Just how much information does a person have to have?
My dad asked me that when he was nearly 85 years old and we were discussing whether he would like to have a computer.
He read the newspaper. He read articles about anything that interested him. He once read about beekeepers, and before long he was one. He read from the set of encyclopedias he bought us when I was in the sixth grade. When I reminded him that some of the countries had changed names and boundaries, he said, “I know, and if I want to know more I’ll find out more.”
Now we hear, read and see more than we ever thought possible, and sometimes it is nearly instantaneous. My husband thinks getting the news about an event so quickly is opening the door to errors. I agree. News agencies are so worried about being first to report, mistakes are made. Even after they’re corrected, with the influx of facts, it is difficult to remember what was reported correctly.

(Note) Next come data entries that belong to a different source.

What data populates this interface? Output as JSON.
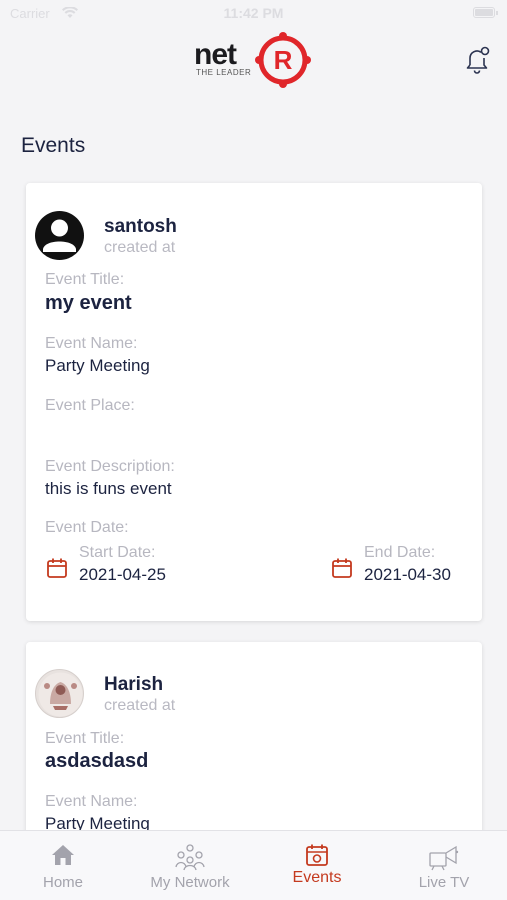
{
  "status_bar": {
    "carrier": "Carrier",
    "time": "11:42 PM"
  },
  "header": {
    "logo_text": "net",
    "logo_letter": "R",
    "logo_tagline": "THE LEADER",
    "notification_icon": "bell-icon"
  },
  "page": {
    "title": "Events"
  },
  "events": [
    {
      "username": "santosh",
      "created_label": "created at",
      "title_label": "Event Title:",
      "title": "my event",
      "name_label": "Event Name:",
      "name": "Party Meeting",
      "place_label": "Event Place:",
      "place": "",
      "description_label": "Event Description:",
      "description": "this is funs event",
      "date_label": "Event Date:",
      "start_label": "Start Date:",
      "start_date": "2021-04-25",
      "end_label": "End Date:",
      "end_date": "2021-04-30"
    },
    {
      "username": "Harish",
      "created_label": "created at",
      "title_label": "Event Title:",
      "title": "asdasdasd",
      "name_label": "Event Name:",
      "name": "Party Meeting"
    }
  ],
  "tabs": [
    {
      "label": "Home",
      "icon": "home-icon",
      "active": false
    },
    {
      "label": "My Network",
      "icon": "network-icon",
      "active": false
    },
    {
      "label": "Events",
      "icon": "calendar-icon",
      "active": true
    },
    {
      "label": "Live TV",
      "icon": "live-tv-icon",
      "active": false
    }
  ],
  "colors": {
    "accent": "#c43a1f",
    "text": "#1c2340",
    "muted": "#b7b7c0",
    "inactive_tab": "#a3a3ac"
  }
}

Never miss a local story.
An 80-year-old woman I know who calls herself a “news hound” says she waits two days after a big story to take it all in. “I don’t want to read it or see it or hear it until the facts are straight. Let’s not be in such a hurry,” she said.
Not only is the information coming at us at breakneck speed, there’s just so much of it. And it’s not all local and international news; think of Facebook and Twitter and Instagram and whatever else is out there. Oh yeah, the Snapchat thing.
People live with their phones in their hands. Some studies have shown that social networking that requires time, thought and energy adds stress to our lives. Name one person who needs more stress.
Many of my friends are astounded that I’m not on Facebook. Actually I’m on it, but I look at it only about every three months. The only reason I’m on it at all is I attended a seminar on social networking, and I was the only person in the room without a Facebook page. To me, it’s sort of overwhelming. At one time, I had nearly 1,000 friend requests and didn’t know what to do, so I didn’t do anything. I’m sorry if you wanted to be Facebook friends and I ignored you. Please don’t take it personally.
Do you find once you start looking at Facebook, a ridiculous amount of time goes by and you haven’t accomplished anything? I can’t refrain from commenting, so then people think I’m actually going to be active on Facebook and look at it. And I do. Every three months.
I text, but sometimes even that will drive you up a tree, especially when there are several people talking to you on the same text (I’m sure there’s a name for that, but I can’t think of it). I especially love it when people who aren’t in your contacts chime in, and you have no idea who it is. That’s the best way to confuse a situation. News and information should not come from so many sources.
E-mail is my favorite, even though I will be called a dinosaur for saying that.
Remember when everyone was talking about the “information superhighway”? Now that highway seems to be 20 lanes wide and infinitely long.
Yes, Google is a good thing. Suri is a dear friend, and the amount of information at our fingertips is astounding. But while it is can be helpful and convenient, it’s not all good.
We start our days by reading and hearing sad and bad local, national and world news. We breathe a sigh of relief when a fun or quirky story is in the paper or on the news. It’s great when a news story we’ve been following has a happy ending.
It probably varies with each of us just how much news we want to absorb. Decide for yourself before you become overwhelmed, depressed or stressed out. Figure out how to balance your information intake.
Yes, we need to be in the know. But like Dad said, just how much information does a person have to have?
He never did get a computer, but he was well-informed until the day he died.
Reach Bonnie Bing at firstname.lastname@example.org.